Available records
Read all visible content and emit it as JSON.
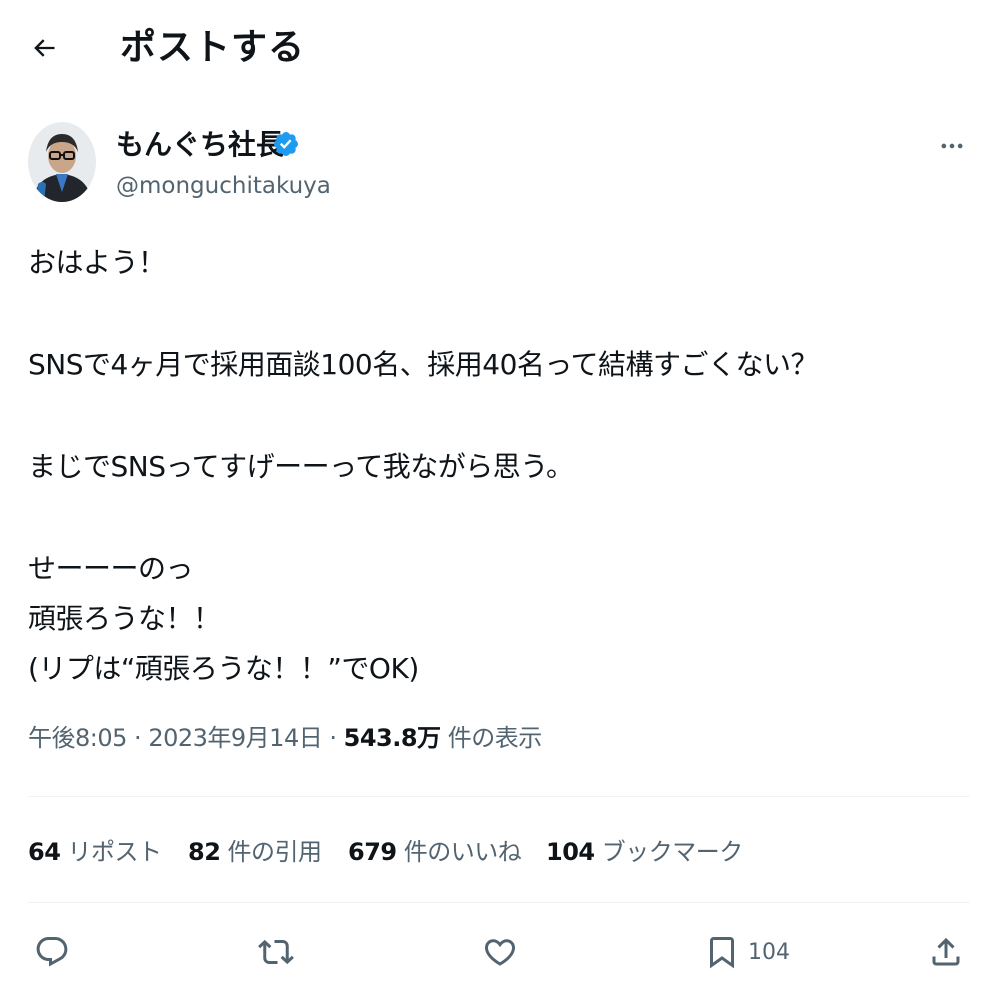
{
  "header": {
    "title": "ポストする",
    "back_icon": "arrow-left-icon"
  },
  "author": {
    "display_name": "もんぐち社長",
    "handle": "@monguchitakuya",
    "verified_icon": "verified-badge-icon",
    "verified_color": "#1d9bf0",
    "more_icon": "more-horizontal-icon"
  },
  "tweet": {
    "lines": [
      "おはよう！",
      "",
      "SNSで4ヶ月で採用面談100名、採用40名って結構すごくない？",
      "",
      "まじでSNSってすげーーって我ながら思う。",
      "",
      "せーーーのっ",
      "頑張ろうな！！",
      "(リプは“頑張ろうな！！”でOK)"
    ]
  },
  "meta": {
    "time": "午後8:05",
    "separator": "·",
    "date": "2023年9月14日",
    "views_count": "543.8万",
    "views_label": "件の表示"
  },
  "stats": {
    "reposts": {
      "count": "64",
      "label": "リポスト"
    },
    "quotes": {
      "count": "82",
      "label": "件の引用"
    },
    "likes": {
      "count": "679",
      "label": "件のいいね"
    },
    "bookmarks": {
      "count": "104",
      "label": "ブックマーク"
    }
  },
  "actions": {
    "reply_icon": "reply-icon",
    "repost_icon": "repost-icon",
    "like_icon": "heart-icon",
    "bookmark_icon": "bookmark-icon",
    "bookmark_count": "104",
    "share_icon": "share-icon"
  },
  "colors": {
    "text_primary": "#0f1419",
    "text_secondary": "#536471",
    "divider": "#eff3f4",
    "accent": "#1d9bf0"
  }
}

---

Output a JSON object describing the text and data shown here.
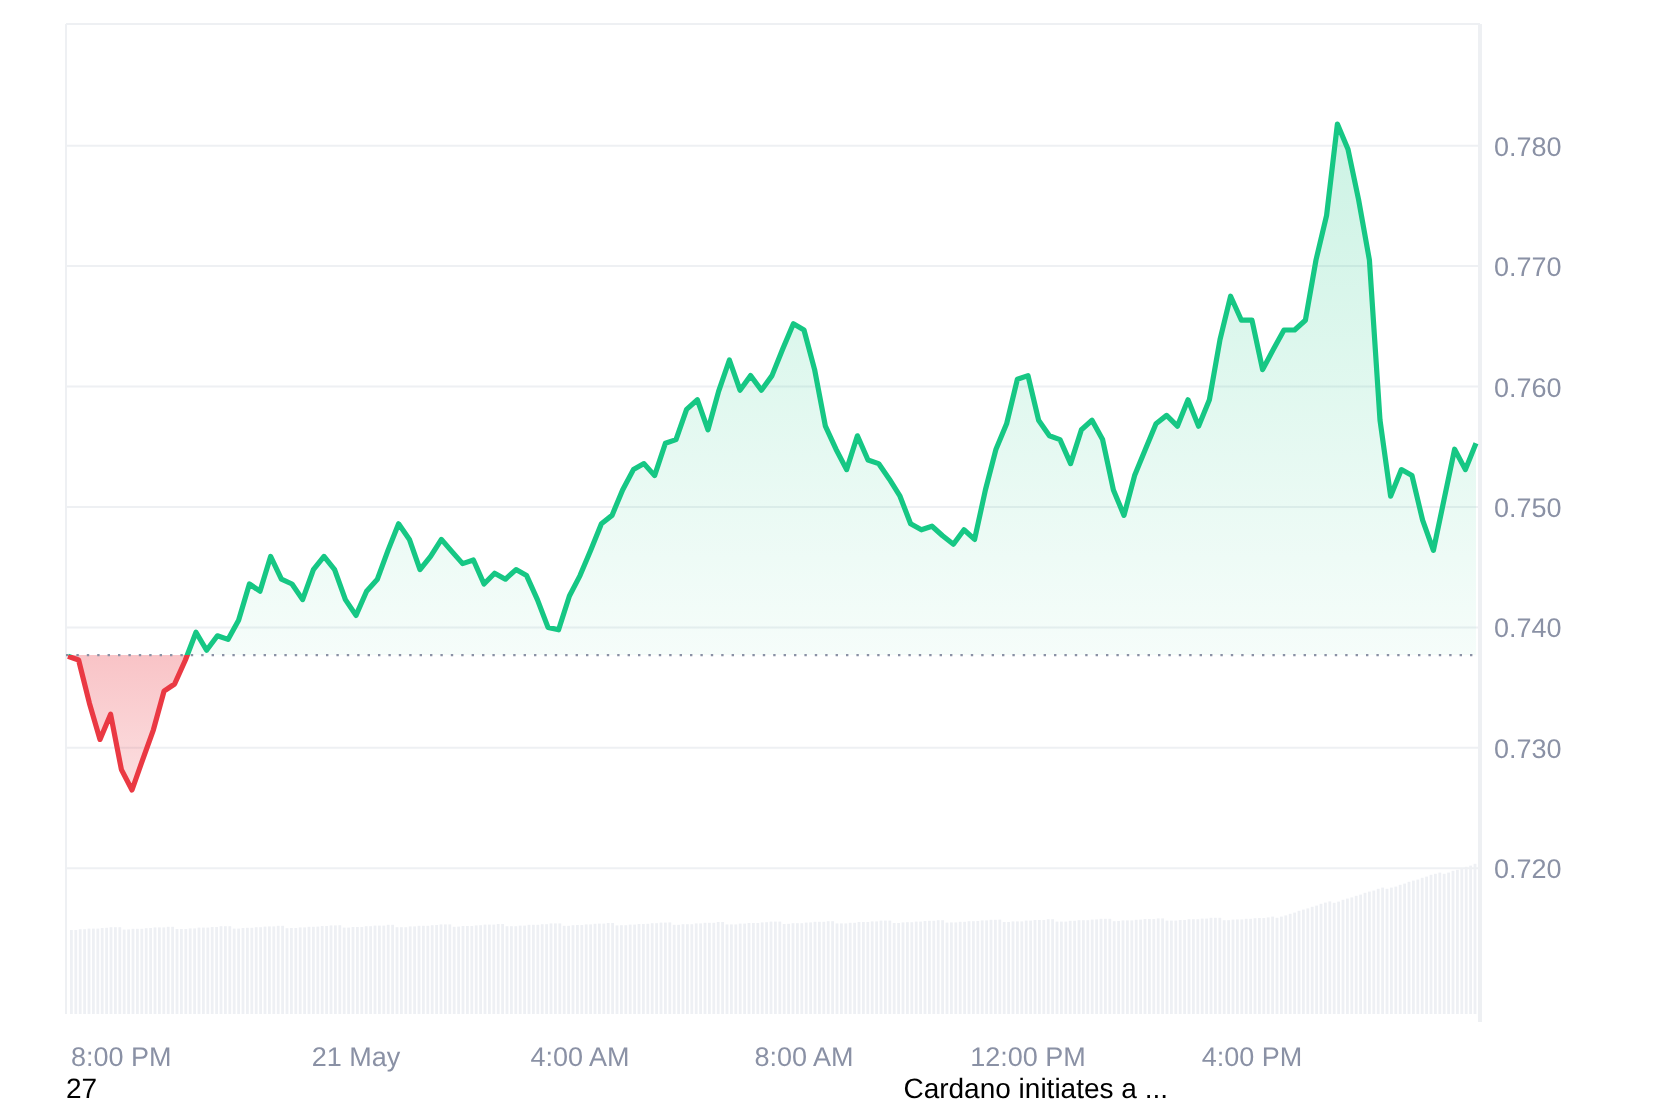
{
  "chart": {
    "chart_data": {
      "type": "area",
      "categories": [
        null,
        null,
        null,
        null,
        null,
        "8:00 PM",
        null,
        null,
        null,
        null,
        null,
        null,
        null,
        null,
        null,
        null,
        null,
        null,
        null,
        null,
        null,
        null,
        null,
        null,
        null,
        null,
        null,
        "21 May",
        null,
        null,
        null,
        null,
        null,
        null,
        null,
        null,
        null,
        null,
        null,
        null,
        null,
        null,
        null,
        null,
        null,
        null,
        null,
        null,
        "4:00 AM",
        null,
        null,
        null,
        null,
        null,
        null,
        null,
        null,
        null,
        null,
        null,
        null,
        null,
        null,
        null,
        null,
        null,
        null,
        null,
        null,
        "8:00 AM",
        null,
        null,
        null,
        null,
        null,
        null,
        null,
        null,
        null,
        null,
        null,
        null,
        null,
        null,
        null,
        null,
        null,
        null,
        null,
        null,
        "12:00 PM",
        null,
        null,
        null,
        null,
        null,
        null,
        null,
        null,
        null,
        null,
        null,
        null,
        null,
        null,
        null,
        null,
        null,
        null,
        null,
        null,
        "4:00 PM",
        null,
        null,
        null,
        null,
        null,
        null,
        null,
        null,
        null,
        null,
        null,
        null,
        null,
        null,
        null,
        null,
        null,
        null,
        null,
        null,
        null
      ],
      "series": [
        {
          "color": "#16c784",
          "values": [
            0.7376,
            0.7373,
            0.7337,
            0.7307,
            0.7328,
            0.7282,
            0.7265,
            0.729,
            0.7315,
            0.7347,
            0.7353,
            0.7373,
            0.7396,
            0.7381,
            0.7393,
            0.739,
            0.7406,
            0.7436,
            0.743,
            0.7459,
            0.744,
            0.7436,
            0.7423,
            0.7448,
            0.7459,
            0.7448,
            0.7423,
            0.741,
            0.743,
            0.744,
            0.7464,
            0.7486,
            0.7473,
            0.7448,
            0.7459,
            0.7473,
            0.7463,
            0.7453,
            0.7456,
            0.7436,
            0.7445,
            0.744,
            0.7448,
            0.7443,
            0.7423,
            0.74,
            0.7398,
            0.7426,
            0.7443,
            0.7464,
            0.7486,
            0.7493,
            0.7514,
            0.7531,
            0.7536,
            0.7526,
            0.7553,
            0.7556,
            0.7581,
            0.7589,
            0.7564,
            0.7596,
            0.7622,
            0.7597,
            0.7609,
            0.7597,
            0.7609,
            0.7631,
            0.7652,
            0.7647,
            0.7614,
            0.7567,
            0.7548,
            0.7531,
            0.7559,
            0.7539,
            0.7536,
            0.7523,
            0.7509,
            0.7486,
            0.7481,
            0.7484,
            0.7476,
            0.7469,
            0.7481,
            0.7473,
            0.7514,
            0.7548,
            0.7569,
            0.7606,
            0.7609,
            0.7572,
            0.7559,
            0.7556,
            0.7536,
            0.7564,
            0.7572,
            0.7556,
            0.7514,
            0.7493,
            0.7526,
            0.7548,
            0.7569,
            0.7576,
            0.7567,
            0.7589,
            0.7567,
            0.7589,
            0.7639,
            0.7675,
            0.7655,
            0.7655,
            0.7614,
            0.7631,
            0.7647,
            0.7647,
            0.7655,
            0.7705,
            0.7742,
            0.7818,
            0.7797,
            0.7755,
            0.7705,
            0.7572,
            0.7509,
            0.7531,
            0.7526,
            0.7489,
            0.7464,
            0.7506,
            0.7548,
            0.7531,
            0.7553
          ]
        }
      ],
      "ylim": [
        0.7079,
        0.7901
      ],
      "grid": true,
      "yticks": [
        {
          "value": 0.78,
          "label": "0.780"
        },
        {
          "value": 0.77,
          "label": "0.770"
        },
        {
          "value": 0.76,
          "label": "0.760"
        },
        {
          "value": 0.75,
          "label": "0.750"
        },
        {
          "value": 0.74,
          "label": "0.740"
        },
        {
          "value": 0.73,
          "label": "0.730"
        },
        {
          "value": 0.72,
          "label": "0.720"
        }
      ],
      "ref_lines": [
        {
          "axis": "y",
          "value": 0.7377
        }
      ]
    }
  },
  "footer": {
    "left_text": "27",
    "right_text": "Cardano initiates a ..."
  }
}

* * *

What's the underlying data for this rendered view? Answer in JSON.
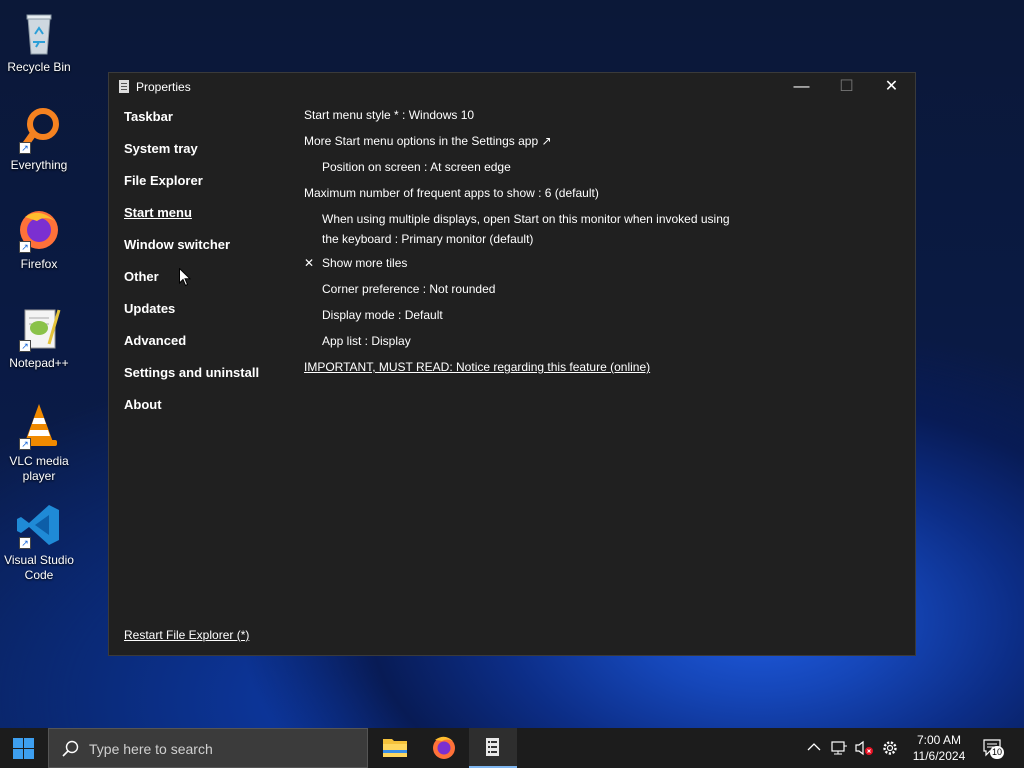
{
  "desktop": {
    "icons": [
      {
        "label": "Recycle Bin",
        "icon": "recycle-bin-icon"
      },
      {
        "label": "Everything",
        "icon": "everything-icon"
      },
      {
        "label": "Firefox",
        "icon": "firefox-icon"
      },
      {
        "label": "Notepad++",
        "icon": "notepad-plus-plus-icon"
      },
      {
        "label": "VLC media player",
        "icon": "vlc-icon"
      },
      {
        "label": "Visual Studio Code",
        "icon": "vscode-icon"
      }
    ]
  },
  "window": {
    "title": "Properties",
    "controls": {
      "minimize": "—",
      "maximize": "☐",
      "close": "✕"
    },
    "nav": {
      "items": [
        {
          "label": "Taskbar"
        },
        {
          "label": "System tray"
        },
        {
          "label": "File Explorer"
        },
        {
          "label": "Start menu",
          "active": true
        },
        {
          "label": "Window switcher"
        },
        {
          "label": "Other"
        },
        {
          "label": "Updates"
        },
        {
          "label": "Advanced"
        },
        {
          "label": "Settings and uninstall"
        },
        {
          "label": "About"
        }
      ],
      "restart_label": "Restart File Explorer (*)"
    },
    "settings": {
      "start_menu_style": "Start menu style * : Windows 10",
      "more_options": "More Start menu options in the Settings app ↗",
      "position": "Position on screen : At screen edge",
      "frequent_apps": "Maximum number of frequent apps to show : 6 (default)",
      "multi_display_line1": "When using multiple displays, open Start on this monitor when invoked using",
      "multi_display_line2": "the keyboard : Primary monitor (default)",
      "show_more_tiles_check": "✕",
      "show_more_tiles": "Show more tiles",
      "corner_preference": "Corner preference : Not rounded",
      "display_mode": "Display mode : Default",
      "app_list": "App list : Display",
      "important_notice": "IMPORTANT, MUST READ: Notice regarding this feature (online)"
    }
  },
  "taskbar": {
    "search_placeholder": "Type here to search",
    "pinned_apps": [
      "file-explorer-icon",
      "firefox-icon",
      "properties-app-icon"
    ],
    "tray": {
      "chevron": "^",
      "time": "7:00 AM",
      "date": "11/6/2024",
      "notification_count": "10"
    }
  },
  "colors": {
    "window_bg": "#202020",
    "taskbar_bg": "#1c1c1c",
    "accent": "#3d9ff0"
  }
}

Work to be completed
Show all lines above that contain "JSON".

Result below
Read all visible content and emit it as JSON.
Output a JSON object describing the text and data shown here.
What's the underlying data for this rendered view? Answer in JSON.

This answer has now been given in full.